Deadpool continues on his hero’s journey to become a better killer or something, or maybe someone who only kills bad guys, but this time he’s faced with an unexpected tragedy that sets him on an unlikely, and explosive, course of action. It leads him back to his old pals the X-Men, or at least the ones Fox has agreed to pony up for like Colossus (Stefan Kapicic), Negasonic Teenage Warhead (Brianna Hildebrand), and her new girlfriend Surge (Shioli Kutsuna) . As for the rest of Xavier’s mutant squad…well, you’ll just have to wait and see what they’re up to but I’ll say it was the moment that gave me the biggest laugh.  Inspired by his lady love Vanessa (Morena Baccarin), Deadpool sets out to protect an angry young mutant, Russell aka the horribly-named Fire Fist (Hunt for the Wilderpeople‘s Julian Dennison), from Cable (Josh Brolin), a warrior from the future sent back to kill the boy and prevent a disaster.

It’s so very Terminator that they barely make fun of it. It’s just too easy.

Not just a Deadpool sequel but an origin story for Cable and the launch of a possible X-Force franchise, there is a lot this movie needs to accomplish.
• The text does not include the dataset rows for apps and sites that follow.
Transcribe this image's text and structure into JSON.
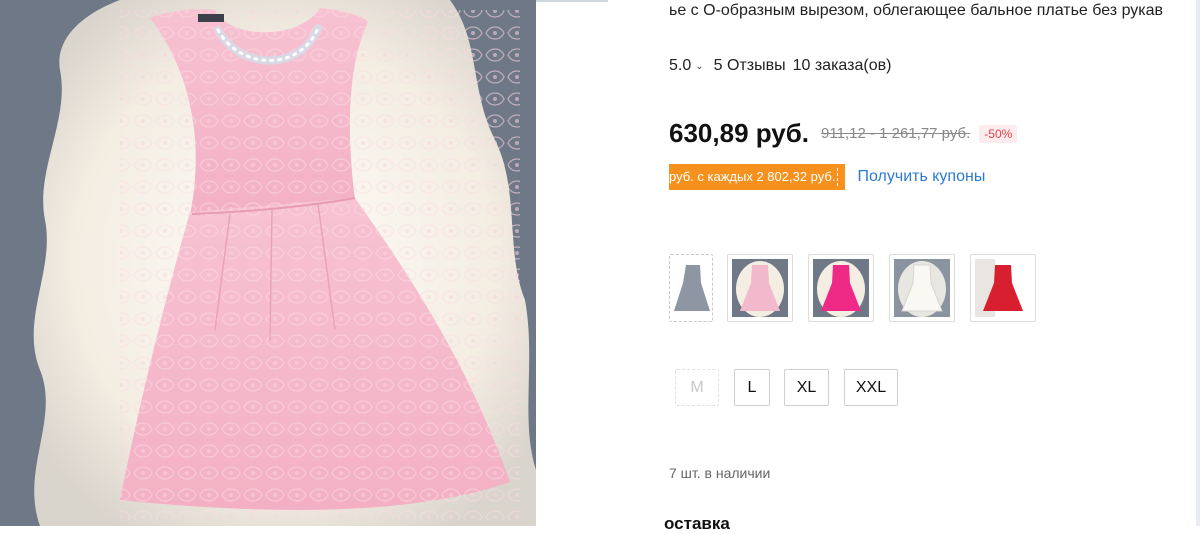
{
  "product": {
    "title": "ье с О-образным вырезом, облегающее бальное платье без рукав",
    "rating": "5.0",
    "reviews": "5 Отзывы",
    "orders": "10 заказа(ов)",
    "price": "630,89 руб.",
    "old_price": "911,12 - 1 261,77 руб.",
    "discount": "-50%",
    "coupon_text": "руб. с каждых 2 802,32 руб.",
    "get_coupons_label": "Получить купоны",
    "stock": "7 шт. в наличии",
    "delivery_label": "оставка"
  },
  "icons": {
    "rating_chevron": "chevron-down-icon"
  },
  "colors": {
    "accent_orange": "#f7911d",
    "link_blue": "#2b7bd4",
    "discount_red": "#e0464e",
    "variants": [
      "#8f96a3",
      "#f2b8cc",
      "#ee2a86",
      "#f4f2ec",
      "#d81f30"
    ]
  },
  "sizes": [
    {
      "label": "M",
      "available": false
    },
    {
      "label": "L",
      "available": true
    },
    {
      "label": "XL",
      "available": true
    },
    {
      "label": "XXL",
      "available": true
    }
  ]
}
The actual assembling of Deadpool’s team of badass mutants to “carry the franchise for 10 or 12 years” goes in the opposite direction you’re probably thinking and I’m not going to spoil it. There are some pretty big Marvel characters that join up, too, but the best among them is Domino (Zazie Beetz), whose wild hair and “good luck” powers provide some of the film’s most cinematically pleasing moments. She has the coolest attitude and a car-flipping action sequence that rivals anything Deadpool gets to experience on his own. In fact, he seems to have taken a bit of a step back in terms of kicking ass this time, with the slack picked up by the numerous other characters introduced. Sure, he still lops off his share of heads and sprays plenty of bullets, but it’s Cable and Domino who have the most fun. 

As a longtime fan of X-Force it’s weird for me to see Cable and Domino on opposing paths like this, (Cable, Domino, and Deadpool had a very strange dynamic in the comics, long story), but Brolin and Beetz play it so well that I easily got over it. Of course Brolin is super rigid as the humorless Cable, becoming an impromptu straight man for Deadpool’s many Marvel-themed jokes at his expense, some perfectly timed to the release of Avengers: Infinity War and Brolin’s role as Thanos. The Cable character has always been less interesting on his own and the same applies here. He’s pretty flat until forced to interact with Deadpool and X-Force, which is when he becomes more than just a dude with a really big gun and a metal arm. No, he’s not the Winter Soldier, but don’t think Deadpool missed the resemblance.

The supporting cast from the previous movie all return; Baccarin, TJ Miller as Weasel, Karan Soni as the taxi driver Dupinder, and Leslie Uggams as Blind Al. All get their moments, and some, like in the case with Dopinder, get more screen time than ever. I’m assuming his part was beefed up at the expense of Weasel’s since nobody wants anything to do with TJ Miller right now. Of all the returning characters his is the most tacked on an unnecessary. Don’t expect him to come back when/if there is a third movie.

One thing you don’t have to worry about are the best moments being spoiled by the many trailers and promos. A lot has been cut out in the final version and it’s actually for the better. One thing the promos completely leave out are the emotional stakes, and believe it or not there really are some this time. Deadpool goes through the wringer here, and while he’s still just as idiotic as ever we are made to care if he makes it through to the other side with his fragile grip on reality intact. Everything is taken to the extreme and that includes the merciless tugging at our heartstrings, especially in the final act. Of course, Deadpool can’t help but prick us in our bleeding hearts and laugh about it the whole time.

If there’s still dust in your eyes over the grim Infinity War finale, Deadpool 2 might be the solution you need. And it has a post-credits scene that is more essential viewing than most whole movies. Let’s see the Avengers try and top that.

Rating: 4.5 out of 5